Alongside the great saints of Carmel, this couple found their way

They were raised in distinct spiritualities, Jeanne-Marie within a classical Catholic family, while that of Olivier was of Protestant origin. The spouses also have different characters, she a whimsical artist, he a more introverted entrepreneur. It was gradually during their fifty years of living together that they had the desire to root their marriage “at the heart of the Christian mystery”. The way to achieve this was not so obvious. They groped to find this presence of God which would fertilize their interior life. At 34, Jeanne-Marie went as far as the Himalayas, to a Christian ashram, to “Meet Little Thérèse” and discover prayer. “I needed this path of itinerancy to realize that in fact God was inside me”, reads the artist-painter today. This roaming, which spends a time through the charismatic Fondacio movement, was an itinerary. It is when friends invite them to pray in a Carmelite group that they find “from the outset” their way.

“You just have to turn to the Lord”

One evening a month, with a Carmelite Brother and a dozen other members, they meditate on the texts of the great saints of Carmel. This exploring “far from intellectual”specifies Olivier, rather invites them “to confront the spiritual experience of the saint with our daily actions”. “You just have to turn to the Lord”, develops Jeanne-Marie. Little by little, the intimate heart-to-heart with Christ shapes them. “It is not a question of an isolated prayer time, but of a whole life that we try to live in every gesture of the day. Prayer is like breathing”adds Jeanne-Marie.

During a difficulty as a couple, she isolates herself to ask the Lord to change her gaze. “In these moments, only prayer can get me out of this”, says Jeanne-Marie. Sometimes, Olivier joins her in front of the oratory in the living room. During moments of tension, they decide to recite the complines together. It took another ten years, “after resisting with four irons”, so that Jeanne-Marie feels a call to get even more involved. And two more years for Olivier to join the order of secular Discalced Carmelites, not without having also “refused”. “I was not mature”, simply sums up the entrepreneur. Both are now part of the lay branch of Carmel. Secular lay people undertake to pray at least thirty minutes a day, to meet one day a month in community and to put themselves at the service of the Carmelite family. They also make a promise of chastity (which is not continence), poverty and obedience. The commitment is first temporary, then becomes definitive after six years of discernment and formation. “I found there the joy of putting myself at the service of the Lord in order to love Him more, and thus to love all humanity better”develops Jeanne-Marie.

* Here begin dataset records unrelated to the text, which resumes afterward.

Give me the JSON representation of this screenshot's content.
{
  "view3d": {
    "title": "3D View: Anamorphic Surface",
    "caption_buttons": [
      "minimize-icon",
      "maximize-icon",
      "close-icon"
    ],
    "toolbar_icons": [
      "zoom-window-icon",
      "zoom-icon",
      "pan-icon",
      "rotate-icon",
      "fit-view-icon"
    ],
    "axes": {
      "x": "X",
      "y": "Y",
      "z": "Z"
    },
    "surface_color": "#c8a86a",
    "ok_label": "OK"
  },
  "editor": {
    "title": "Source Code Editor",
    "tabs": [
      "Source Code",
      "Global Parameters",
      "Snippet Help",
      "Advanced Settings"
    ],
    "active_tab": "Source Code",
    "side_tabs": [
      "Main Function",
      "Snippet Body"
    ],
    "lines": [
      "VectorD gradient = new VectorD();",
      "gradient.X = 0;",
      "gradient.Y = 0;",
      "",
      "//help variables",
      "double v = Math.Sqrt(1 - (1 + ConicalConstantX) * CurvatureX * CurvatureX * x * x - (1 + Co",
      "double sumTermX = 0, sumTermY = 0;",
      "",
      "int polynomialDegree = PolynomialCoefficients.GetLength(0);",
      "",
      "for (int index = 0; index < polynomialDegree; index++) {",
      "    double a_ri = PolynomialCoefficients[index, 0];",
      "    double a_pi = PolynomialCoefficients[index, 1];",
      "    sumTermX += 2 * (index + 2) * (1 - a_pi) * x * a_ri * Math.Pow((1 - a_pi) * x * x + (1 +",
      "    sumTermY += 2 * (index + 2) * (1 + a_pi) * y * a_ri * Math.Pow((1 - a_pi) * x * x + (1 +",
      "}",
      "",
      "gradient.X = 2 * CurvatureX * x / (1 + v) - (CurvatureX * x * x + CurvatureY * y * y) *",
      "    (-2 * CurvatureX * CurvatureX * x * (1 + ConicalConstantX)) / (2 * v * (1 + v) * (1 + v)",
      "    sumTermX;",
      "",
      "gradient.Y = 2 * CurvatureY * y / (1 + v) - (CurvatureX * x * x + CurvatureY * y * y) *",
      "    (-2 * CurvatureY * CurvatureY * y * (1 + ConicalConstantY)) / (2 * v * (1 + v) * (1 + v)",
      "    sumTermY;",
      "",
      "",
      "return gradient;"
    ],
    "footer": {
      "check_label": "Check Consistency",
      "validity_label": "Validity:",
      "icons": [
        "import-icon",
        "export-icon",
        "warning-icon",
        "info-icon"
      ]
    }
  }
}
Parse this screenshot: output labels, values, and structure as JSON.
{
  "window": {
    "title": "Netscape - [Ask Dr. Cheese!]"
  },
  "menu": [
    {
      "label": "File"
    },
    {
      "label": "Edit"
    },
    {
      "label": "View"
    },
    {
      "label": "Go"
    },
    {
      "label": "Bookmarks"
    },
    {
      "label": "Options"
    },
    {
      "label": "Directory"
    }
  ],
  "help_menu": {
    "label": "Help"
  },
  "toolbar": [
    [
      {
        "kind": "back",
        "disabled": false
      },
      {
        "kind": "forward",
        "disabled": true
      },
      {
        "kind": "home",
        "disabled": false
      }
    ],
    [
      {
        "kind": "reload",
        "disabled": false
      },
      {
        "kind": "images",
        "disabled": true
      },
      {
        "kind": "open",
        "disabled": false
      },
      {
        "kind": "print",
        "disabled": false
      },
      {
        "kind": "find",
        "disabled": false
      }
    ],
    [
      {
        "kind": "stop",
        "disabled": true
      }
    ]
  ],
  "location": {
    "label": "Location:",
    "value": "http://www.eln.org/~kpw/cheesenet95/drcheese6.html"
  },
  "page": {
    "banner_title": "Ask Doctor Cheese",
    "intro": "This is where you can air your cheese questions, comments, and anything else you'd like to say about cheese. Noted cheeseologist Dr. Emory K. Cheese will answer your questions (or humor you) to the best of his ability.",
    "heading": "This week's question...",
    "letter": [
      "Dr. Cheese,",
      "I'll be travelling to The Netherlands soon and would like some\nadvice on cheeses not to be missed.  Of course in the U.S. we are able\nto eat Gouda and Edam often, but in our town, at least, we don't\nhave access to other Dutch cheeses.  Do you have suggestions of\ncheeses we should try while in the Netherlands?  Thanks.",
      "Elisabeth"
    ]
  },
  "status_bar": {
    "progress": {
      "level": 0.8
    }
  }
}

A “spirituality of interiority”

If the spouses share the same spirituality, they pray little together. As their commitment is individual, their prayer is usually private. Simply, their life is oriented in the same direction, towards this “spirituality of interiority” that Jeanne-Marie sought so much and to which the Lord called each of them. The fruits of prayer are not necessarily sparkling, rather interior and silent, and nourish them in depth. “My personal, couple and family life has not changed, I remain a business manager and I still love sailingexplains Olivier before adding : only, I am a better version of myself, I now know that Jesus is waiting for me, taking care of me so that I become who He would like me to be. » He became more “detached”including professional concerns that would have undermined him before.

Jeanne-Marie, she moved away from “distraction”. His readings are more spiritual and, in his painting, his landscapes more interior. Doesn’t belonging to the Order take up all the space? The answer is clear: “Priority to family life, this is what the Lord wants of us above all”, says Jeanne-Marie with conviction. Moreover, their three children and five grandchildren do not seem to have taken umbrage at these hours spent for the secular order. Not only were they all present during the definitive engagement of Jeanne-Marie, then Olivier, but two of their three daughters and a son-in-law were part of a Carmelite group. Another received the scapular, essential to Carmel.

Alongside the great saints of Carmel, this couple found their way